## Your assignment
Gather every line below where "image" appears.

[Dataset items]
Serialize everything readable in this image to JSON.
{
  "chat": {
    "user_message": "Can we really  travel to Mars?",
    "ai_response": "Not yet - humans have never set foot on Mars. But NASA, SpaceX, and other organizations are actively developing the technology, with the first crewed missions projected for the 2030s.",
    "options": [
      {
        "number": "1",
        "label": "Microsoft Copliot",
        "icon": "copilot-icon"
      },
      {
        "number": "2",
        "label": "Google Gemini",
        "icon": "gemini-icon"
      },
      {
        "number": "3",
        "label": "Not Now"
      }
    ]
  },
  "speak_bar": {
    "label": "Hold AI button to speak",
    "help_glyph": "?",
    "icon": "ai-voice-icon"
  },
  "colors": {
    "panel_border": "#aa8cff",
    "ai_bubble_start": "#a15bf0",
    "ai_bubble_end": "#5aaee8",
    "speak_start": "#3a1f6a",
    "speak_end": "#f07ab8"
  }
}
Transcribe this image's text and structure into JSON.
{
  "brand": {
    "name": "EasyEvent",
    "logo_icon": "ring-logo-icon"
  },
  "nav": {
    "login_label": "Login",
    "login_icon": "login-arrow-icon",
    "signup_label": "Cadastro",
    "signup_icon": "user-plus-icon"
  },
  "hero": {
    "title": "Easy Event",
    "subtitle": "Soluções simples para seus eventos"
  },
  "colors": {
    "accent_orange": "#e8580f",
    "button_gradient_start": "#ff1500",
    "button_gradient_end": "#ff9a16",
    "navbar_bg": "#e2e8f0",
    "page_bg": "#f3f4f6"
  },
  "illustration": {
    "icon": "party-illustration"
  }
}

## Solution to this task
Serialize everything readable in this image to JSON.
Transcribe this image's text and structure into JSON.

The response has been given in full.